*** Data listing ***

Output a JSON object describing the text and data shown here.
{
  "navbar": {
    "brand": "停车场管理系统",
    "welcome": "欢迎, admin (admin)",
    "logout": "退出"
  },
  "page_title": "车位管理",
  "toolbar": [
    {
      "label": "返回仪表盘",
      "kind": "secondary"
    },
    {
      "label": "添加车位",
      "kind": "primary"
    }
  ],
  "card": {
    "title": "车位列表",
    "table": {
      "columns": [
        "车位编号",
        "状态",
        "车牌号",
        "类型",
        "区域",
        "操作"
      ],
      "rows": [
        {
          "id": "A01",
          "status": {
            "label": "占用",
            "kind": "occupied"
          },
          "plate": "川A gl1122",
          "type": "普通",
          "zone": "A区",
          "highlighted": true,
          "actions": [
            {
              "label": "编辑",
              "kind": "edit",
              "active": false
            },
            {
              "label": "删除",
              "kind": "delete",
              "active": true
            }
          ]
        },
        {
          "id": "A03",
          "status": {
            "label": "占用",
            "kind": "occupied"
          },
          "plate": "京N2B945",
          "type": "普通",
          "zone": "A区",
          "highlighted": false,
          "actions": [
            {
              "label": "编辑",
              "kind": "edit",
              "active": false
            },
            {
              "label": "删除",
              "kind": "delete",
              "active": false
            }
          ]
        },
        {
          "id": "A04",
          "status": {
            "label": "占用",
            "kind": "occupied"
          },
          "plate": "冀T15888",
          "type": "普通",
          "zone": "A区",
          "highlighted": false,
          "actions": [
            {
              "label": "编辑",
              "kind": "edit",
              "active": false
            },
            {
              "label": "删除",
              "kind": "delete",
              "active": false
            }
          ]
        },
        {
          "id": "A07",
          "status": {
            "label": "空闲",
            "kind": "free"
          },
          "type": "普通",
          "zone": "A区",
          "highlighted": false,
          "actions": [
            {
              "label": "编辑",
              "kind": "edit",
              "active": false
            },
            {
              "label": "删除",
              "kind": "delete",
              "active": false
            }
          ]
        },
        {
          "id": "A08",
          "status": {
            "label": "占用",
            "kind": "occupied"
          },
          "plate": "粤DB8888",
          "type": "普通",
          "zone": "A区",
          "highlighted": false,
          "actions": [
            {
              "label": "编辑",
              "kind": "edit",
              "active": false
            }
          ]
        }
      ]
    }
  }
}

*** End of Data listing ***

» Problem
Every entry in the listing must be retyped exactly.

» Answer section
Output a JSON object describing the text and data shown here.
{
  "navbar": {
    "brand": "停车场管理系统",
    "welcome": "欢迎, admin (admin)",
    "logout": "退出"
  },
  "page_title": "车位管理",
  "toolbar": [
    {
      "label": "返回仪表盘",
      "kind": "secondary"
    },
    {
      "label": "添加车位",
      "kind": "primary"
    }
  ],
  "card": {
    "title": "车位列表",
    "table": {
      "columns": [
        "车位编号",
        "状态",
        "车牌号",
        "类型",
        "区域",
        "操作"
      ],
      "rows": [
        {
          "id": "A01",
          "status": {
            "label": "占用",
            "kind": "occupied"
          },
          "plate": "川A gl1122",
          "type": "普通",
          "zone": "A区",
          "highlighted": true,
          "actions": [
            {
              "label": "编辑",
              "kind": "edit",
              "active": false
            },
            {
              "label": "删除",
              "kind": "delete",
              "active": true
            }
          ]
        },
        {
          "id": "A03",
          "status": {
            "label": "占用",
            "kind": "occupied"
          },
          "plate": "京N2B945",
          "type": "普通",
          "zone": "A区",
          "highlighted": false,
          "actions": [
            {
              "label": "编辑",
              "kind": "edit",
              "active": false
            },
            {
              "label": "删除",
              "kind": "delete",
              "active": false
            }
          ]
        },
        {
          "id": "A04",
          "status": {
            "label": "占用",
            "kind": "occupied"
          },
          "plate": "冀T15888",
          "type": "普通",
          "zone": "A区",
          "highlighted": false,
          "actions": [
            {
              "label": "编辑",
              "kind": "edit",
              "active": false
            },
            {
              "label": "删除",
              "kind": "delete",
              "active": false
            }
          ]
        },
        {
          "id": "A07",
          "status": {
            "label": "空闲",
            "kind": "free"
          },
          "type": "普通",
          "zone": "A区",
          "highlighted": false,
          "actions": [
            {
              "label": "编辑",
              "kind": "edit",
              "active": false
            },
            {
              "label": "删除",
              "kind": "delete",
              "active": false
            }
          ]
        },
        {
          "id": "A08",
          "status": {
            "label": "占用",
            "kind": "occupied"
          },
          "plate": "粤DB8888",
          "type": "普通",
          "zone": "A区",
          "highlighted": false,
          "actions": [
            {
              "label": "编辑",
              "kind": "edit",
              "active": false
            }
          ]
        }
      ]
    }
  }
}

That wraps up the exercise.